The prerequisite for a leadership role is not an MBA or a computer-engineering degree. Formal training has terrific value, but the ability to communicate with both business and technical experts in their own language is what matters most on the job. Learn about what people do, how they do it, and what’s important to them. Don’t think that asking questions is a sign of weakness. A key strength of a good leader is the ability to find great people and enlist their help.
When you interact with people on both the business side and the technical side of a company, unexpected doors may open. Many designers have made the leap from design to engineering. Likewise, many have melded an interest in business and design to become leaders of design strategy.
Now, as never before, design leadership has become a step toward executive leadership. Companies are creating roles for chief design officers and chief creative officers, and they’re seeking strong design leaders to fill them.
From Designer to Design Leader to Business Leader
Academics have written reams about whether leaders are made or born. In my experience, some people are natural leaders, but others can learn leadership if they’re willing to make a conscious effort.
Natural leaders have an insatiable curiosity. They want to know how things work, and that leads them to notice gaps that others might have overlooked. Even if you don’t think curiosity is one of your natural traits, you can groom yourself to achieve the same result by asking people working in your organization’s lines of business what bothers them about their interactions with business systems.
When natural leaders spot a gap, they can’t rest until they fill it. Every gap is a puzzle that needs solving, and solving it entertains their minds during their commutes and keeps them awake at night. They are persistent in hunting for a solution. Anyone can learn persistence if several conditions are present: You need the desire to solve the problem, the confidence to believe it’s solvable, and the ability to junk a plan that’s not working in favor of another—until you get it right.
Natural leaders continually learn new things and take on new challenges. Sometimes taking on new challenges compels them to learn new things. They view themselves as life-long learners and associate self-development with reaching their goals. Designers are already life-long learners by default.
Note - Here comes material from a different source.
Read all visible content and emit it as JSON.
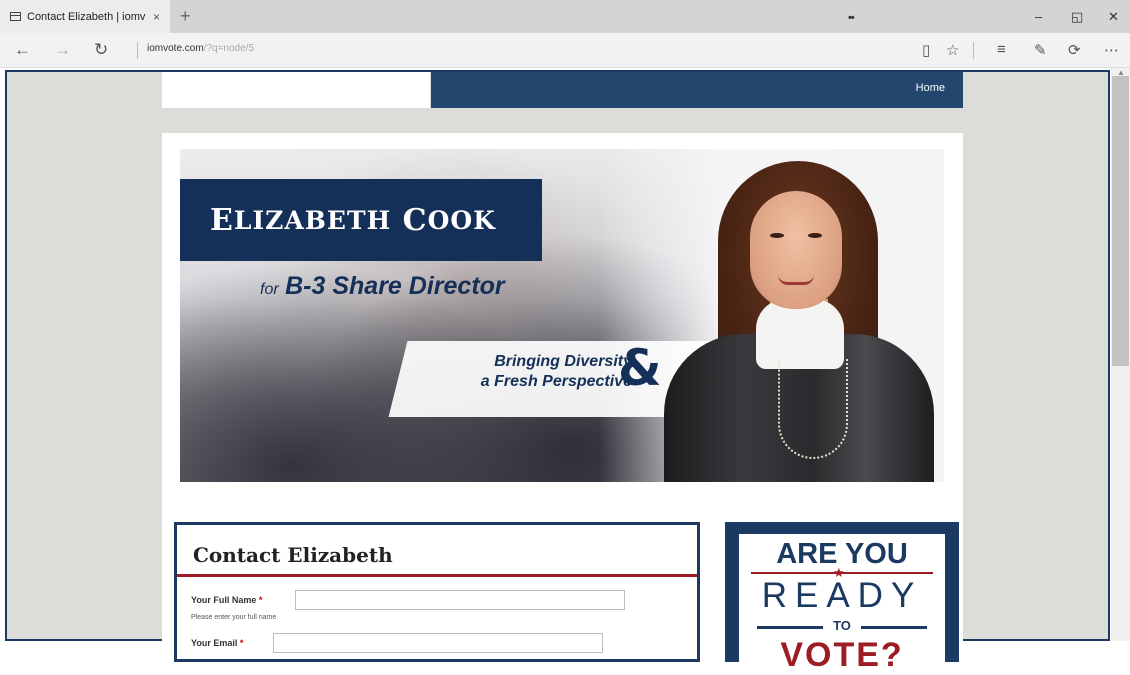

We have to learn new technologies on an ongoing basis, so by simply expanding that skill to encompass business principles, market conditions, and other areas of expertise, most of us can easily fulfill this criterion.
These are easy skills to master, and they will get you noticed. But there is a whole other set of skills that it may be more difficult for you to acquire—people skills.